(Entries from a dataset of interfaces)
Content starts
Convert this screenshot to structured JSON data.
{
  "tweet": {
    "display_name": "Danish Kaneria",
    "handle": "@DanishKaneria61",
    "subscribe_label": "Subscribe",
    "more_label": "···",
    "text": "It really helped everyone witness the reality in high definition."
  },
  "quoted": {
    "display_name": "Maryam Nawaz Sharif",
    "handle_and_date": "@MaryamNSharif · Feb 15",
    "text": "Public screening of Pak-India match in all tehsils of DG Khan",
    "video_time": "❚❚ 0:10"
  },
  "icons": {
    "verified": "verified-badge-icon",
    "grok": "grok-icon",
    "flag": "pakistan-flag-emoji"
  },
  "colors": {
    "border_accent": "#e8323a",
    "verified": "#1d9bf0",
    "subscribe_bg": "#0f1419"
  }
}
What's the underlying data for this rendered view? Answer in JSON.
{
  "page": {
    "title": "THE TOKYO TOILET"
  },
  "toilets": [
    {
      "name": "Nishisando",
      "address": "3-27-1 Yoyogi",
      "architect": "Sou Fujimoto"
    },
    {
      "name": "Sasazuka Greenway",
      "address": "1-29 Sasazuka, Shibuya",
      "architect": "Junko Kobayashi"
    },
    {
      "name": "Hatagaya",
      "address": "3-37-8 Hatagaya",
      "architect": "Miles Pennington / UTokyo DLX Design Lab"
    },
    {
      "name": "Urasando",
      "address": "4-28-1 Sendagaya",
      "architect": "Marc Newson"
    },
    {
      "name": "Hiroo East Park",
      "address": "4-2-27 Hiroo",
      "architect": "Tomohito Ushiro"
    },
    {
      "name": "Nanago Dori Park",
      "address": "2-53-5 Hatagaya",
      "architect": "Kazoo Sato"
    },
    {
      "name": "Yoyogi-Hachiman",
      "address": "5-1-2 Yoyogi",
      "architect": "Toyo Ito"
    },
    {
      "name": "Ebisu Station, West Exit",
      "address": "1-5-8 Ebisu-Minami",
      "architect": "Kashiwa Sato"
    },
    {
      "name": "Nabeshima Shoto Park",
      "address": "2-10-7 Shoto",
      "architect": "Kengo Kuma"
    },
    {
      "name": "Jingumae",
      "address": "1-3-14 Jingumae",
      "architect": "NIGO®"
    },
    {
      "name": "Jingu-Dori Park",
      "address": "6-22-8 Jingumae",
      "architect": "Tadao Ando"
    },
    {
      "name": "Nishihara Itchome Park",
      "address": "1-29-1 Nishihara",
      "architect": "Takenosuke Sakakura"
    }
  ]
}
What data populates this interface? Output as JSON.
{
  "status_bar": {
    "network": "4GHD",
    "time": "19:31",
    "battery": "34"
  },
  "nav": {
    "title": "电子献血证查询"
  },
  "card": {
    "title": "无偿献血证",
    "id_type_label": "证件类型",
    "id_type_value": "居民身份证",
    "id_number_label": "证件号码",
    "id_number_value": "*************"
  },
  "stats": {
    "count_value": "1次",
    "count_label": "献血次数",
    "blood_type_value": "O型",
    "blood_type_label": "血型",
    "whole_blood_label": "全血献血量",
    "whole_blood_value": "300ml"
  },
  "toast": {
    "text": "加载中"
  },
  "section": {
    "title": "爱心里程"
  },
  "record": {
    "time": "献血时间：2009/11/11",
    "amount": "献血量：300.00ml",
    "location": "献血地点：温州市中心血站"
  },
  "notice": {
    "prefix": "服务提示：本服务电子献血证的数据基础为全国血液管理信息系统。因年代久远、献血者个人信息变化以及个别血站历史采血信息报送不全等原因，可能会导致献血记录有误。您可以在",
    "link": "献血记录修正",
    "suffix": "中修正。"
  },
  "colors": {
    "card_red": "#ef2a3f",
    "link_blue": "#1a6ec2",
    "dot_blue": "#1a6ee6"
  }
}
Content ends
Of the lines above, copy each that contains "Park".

▸ Response
      "name": "Hiroo East Park",
      "name": "Nanago Dori Park",
      "name": "Nabeshima Shoto Park",
      "name": "Jingu-Dori Park",
      "name": "Nishihara Itchome Park",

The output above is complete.